[Problem requirements]:
Print each record below character for character.

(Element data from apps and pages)
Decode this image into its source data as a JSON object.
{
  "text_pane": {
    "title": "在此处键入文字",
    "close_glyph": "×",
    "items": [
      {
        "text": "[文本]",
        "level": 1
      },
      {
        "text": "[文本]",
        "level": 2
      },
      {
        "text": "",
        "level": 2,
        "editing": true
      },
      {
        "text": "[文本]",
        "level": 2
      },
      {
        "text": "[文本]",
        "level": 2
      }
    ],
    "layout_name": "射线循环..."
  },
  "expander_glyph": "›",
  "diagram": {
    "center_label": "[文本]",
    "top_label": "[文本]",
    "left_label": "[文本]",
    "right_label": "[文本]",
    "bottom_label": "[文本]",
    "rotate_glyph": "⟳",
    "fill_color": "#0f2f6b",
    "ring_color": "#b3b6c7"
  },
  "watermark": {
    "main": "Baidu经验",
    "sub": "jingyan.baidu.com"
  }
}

[Solution]:
Decode this image into its source data as a JSON object.
{
  "text_pane": {
    "title": "在此处键入文字",
    "close_glyph": "×",
    "items": [
      {
        "text": "[文本]",
        "level": 1
      },
      {
        "text": "[文本]",
        "level": 2
      },
      {
        "text": "",
        "level": 2,
        "editing": true
      },
      {
        "text": "[文本]",
        "level": 2
      },
      {
        "text": "[文本]",
        "level": 2
      }
    ],
    "layout_name": "射线循环..."
  },
  "expander_glyph": "›",
  "diagram": {
    "center_label": "[文本]",
    "top_label": "[文本]",
    "left_label": "[文本]",
    "right_label": "[文本]",
    "bottom_label": "[文本]",
    "rotate_glyph": "⟳",
    "fill_color": "#0f2f6b",
    "ring_color": "#b3b6c7"
  },
  "watermark": {
    "main": "Baidu经验",
    "sub": "jingyan.baidu.com"
  }
}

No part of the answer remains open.